Anyway, something I wanted to address in my blog was actually the difference between “aggression” and “reactivity”. Great post though ^_^
Love this, so many people treat their dogs as people and not as dogs. They have no idea how to communicate with their canine companion nor fulfill their dog’s wants and desires. Poor Akita, if someone came up and screamed in my face better bet I’d be screaming back.
Feliciatatum or whatever,
Dogs and men do often act the same way to basic stresses. Men are animals as well and not as separate as you seem to think. Approach an animal and the fear/flight/anger/fight impulses and very nearly the same psychologically. Dogs especially, basically a man created creature, act very much like the people they live with and learn from.
I think it’s great someone on the internet is thinking outside the box and not just rehashing what is already out there about dog reactivity.
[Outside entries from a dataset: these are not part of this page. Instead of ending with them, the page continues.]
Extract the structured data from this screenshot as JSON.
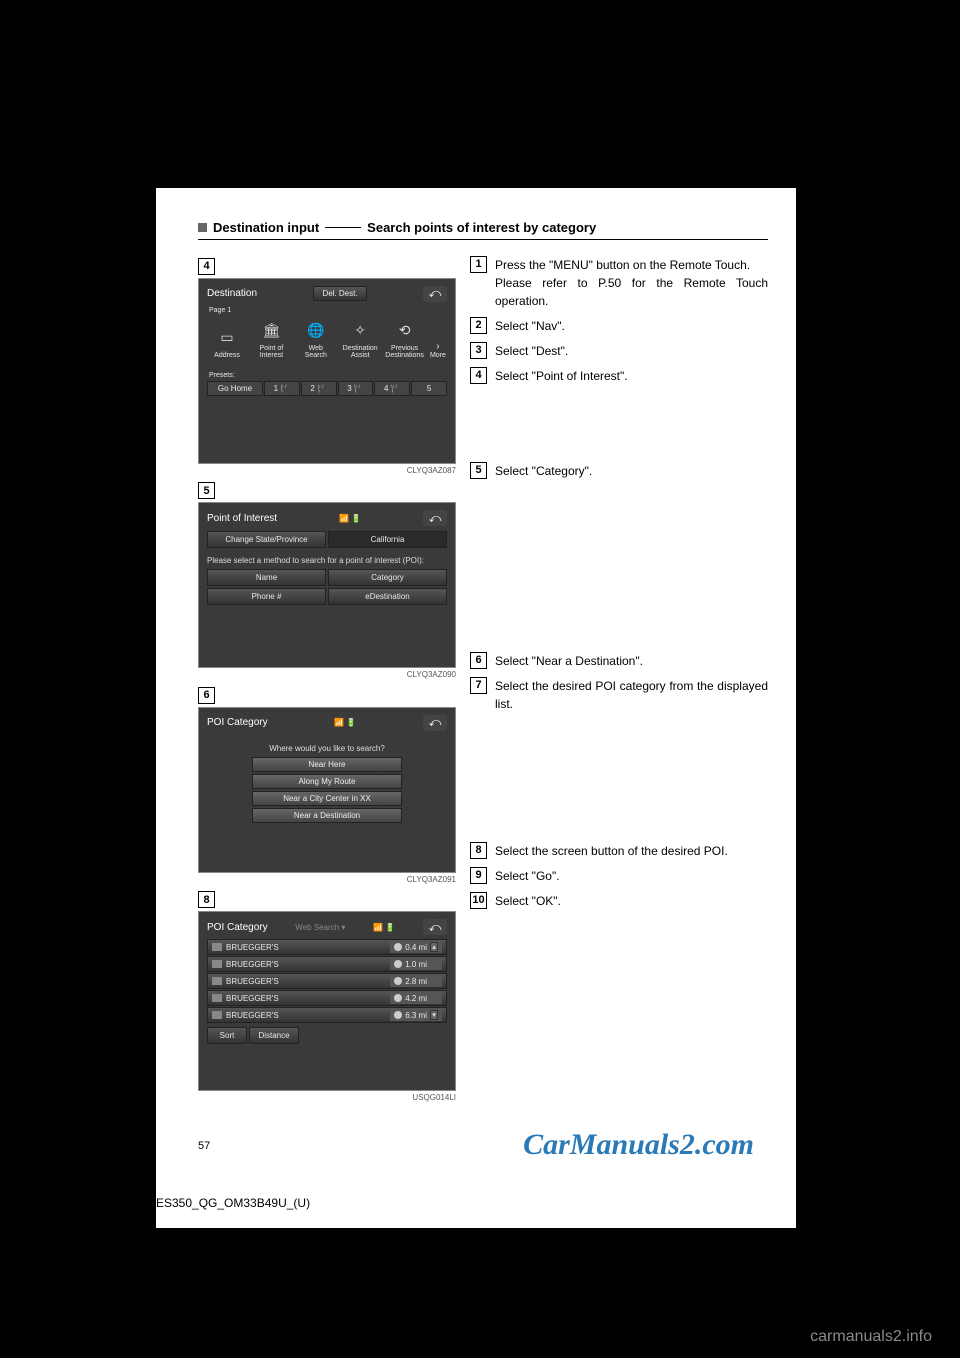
{
  "header": {
    "prefix": "Destination input",
    "title": "Search points of interest by category"
  },
  "screens": {
    "s4": {
      "badge": "4",
      "title": "Destination",
      "del": "Del. Dest.",
      "page": "Page 1",
      "icons": [
        "Address",
        "Point of\nInterest",
        "Web\nSearch",
        "Destination\nAssist",
        "Previous\nDestinations",
        "More"
      ],
      "presets_label": "Presets:",
      "presets": [
        "Go Home",
        "1",
        "2",
        "3",
        "4",
        "5"
      ],
      "ref": "CLYQ3AZ087"
    },
    "s5": {
      "badge": "5",
      "title": "Point of Interest",
      "state_btn": "Change State/Province",
      "state_val": "California",
      "msg": "Please select a method to search for a point of interest (POI):",
      "opts": [
        "Name",
        "Category",
        "Phone #",
        "eDestination"
      ],
      "ref": "CLYQ3AZ090"
    },
    "s6": {
      "badge": "6",
      "title": "POI Category",
      "msg": "Where would you like to search?",
      "opts": [
        "Near Here",
        "Along My Route",
        "Near a City Center in XX",
        "Near a Destination"
      ],
      "ref": "CLYQ3AZ091"
    },
    "s8": {
      "badge": "8",
      "title": "POI Category",
      "tab": "Web Search",
      "rows": [
        {
          "name": "BRUEGGER'S",
          "dist": "0.4 mi"
        },
        {
          "name": "BRUEGGER'S",
          "dist": "1.0 mi"
        },
        {
          "name": "BRUEGGER'S",
          "dist": "2.8 mi"
        },
        {
          "name": "BRUEGGER'S",
          "dist": "4.2 mi"
        },
        {
          "name": "BRUEGGER'S",
          "dist": "6.3 mi"
        }
      ],
      "sort": "Sort",
      "distance": "Distance",
      "ref": "USQG014LI"
    }
  },
  "steps": {
    "g1": [
      {
        "n": "1",
        "t": "Press the \"MENU\" button on the Remote Touch.",
        "sub": "Please refer to P.50 for the Remote Touch operation."
      },
      {
        "n": "2",
        "t": "Select \"Nav\"."
      },
      {
        "n": "3",
        "t": "Select \"Dest\"."
      },
      {
        "n": "4",
        "t": "Select \"Point of Interest\"."
      }
    ],
    "g2": [
      {
        "n": "5",
        "t": "Select \"Category\"."
      }
    ],
    "g3": [
      {
        "n": "6",
        "t": "Select \"Near a Destination\"."
      },
      {
        "n": "7",
        "t": "Select the desired POI category from the displayed list."
      }
    ],
    "g4": [
      {
        "n": "8",
        "t": "Select the screen button of the desired POI."
      },
      {
        "n": "9",
        "t": "Select \"Go\"."
      },
      {
        "n": "10",
        "t": "Select \"OK\"."
      }
    ]
  },
  "page_number": "57",
  "doc_ref": "ES350_QG_OM33B49U_(U)",
  "logo": "CarManuals2.com",
  "footer_brand": "carmanuals2.info"
}
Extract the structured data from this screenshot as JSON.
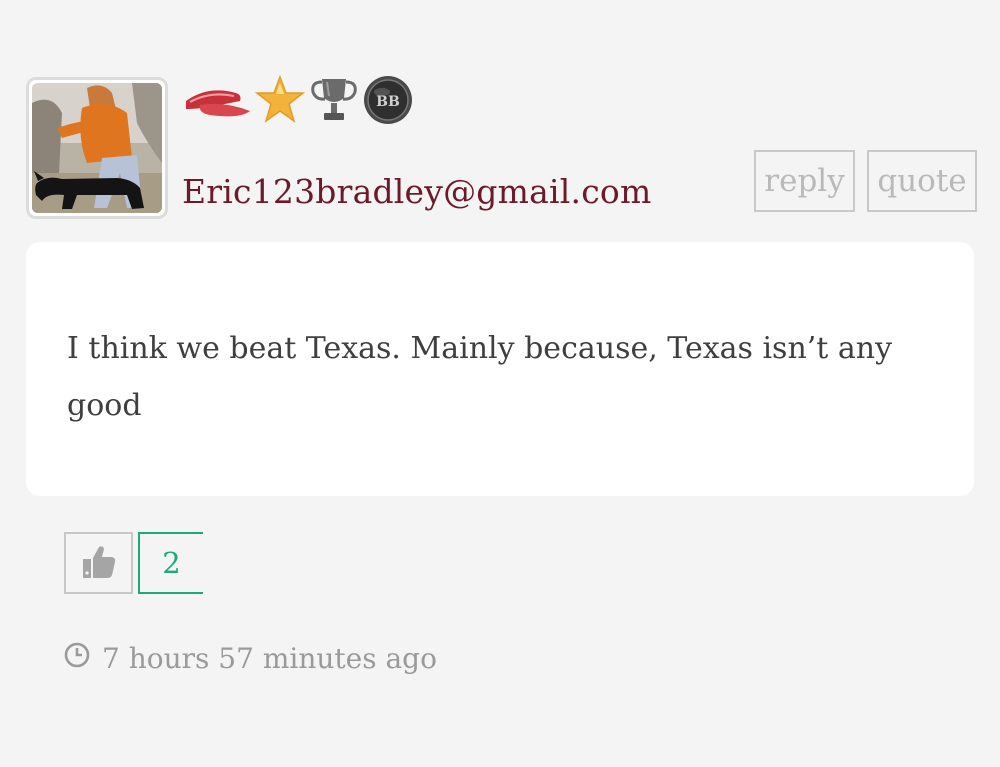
{
  "post": {
    "author": {
      "username": "Eric123bradley@gmail.com",
      "avatar": "photo of a person in an orange jacket with a black dog",
      "badges": [
        "red-visor-icon",
        "gold-star-icon",
        "silver-trophy-icon",
        "black-coin-badge-icon"
      ]
    },
    "actions": {
      "reply_label": "reply",
      "quote_label": "quote"
    },
    "body": "I think we beat Texas. Mainly because, Texas isn’t any good",
    "likes": {
      "icon": "thumbs-up-icon",
      "count": "2"
    },
    "timestamp": "7 hours 57 minutes ago"
  },
  "colors": {
    "background": "#f4f4f4",
    "username": "#6b1a2a",
    "like_accent": "#1fa87b",
    "muted_text": "#9a9a9a"
  }
}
Humans like to think they are experts in other species, but we’re barely experts in out own species let alone another one. I have a husky/shepherd who is reactive. She has made alot of progress since I got her as a stray with walking on a leash (something that was new to her). It took many months but she walks beside me, no longer chases bunnies, squirrels, cats or deer when asked to leave it. But a dog will still set her off. She so desperately wants to meet them. But since I didn’t want to reward the pulling when I got her, it just started a downward spiral, of pulling, and frustration that she can’t get to them. So the pulling turned to pulling + barking + lunging. And it is especially bad if the other dog is also pulling and trying to get to her. If I just let them meet, she’ll sniff and try to play and more easily walk on. The other day, just that happened, only I didn’t let them meet. A passerby walks over and says “someone wants a fight” and I replied, she just wants to play. Passerby says “That’s not always what that means and maybe you should socialize her more”. I replied “well she goes to daycare 3-5 days a week all day, do you think that’s enough?” And he just walked away. It is so frustrating when people pass judgement and worse, offer up advice, when they have no idea anything about your dog or where you are in training or what your goals are. That being said, my dog will definitely also react in a more aggressive way (I can definitely tell the difference between the 2 types of reactions in her) when a dog we are passing is staring, or growling, and especially the rude little barky dogs (that many owners seem to think is cute). And I’ve always thought it seemed like a fair reaction. But because she is a bigger dog, it seems that people tend to think you should be the one with the control over your dog (cause that makes sense??!). This was a long rant, to say that I agree we put too many expectations on our dogs (that live in town). I grew up in the country and nobody ever expected our dogs to get along instantly with strange dogs. But in town it just seems there are different expectations. Maybe one day the behaviour will be more understood. In the meantime what is probably a “normal” behaviour in some dogs, certainly is making some trainers alot of money trying to fix it.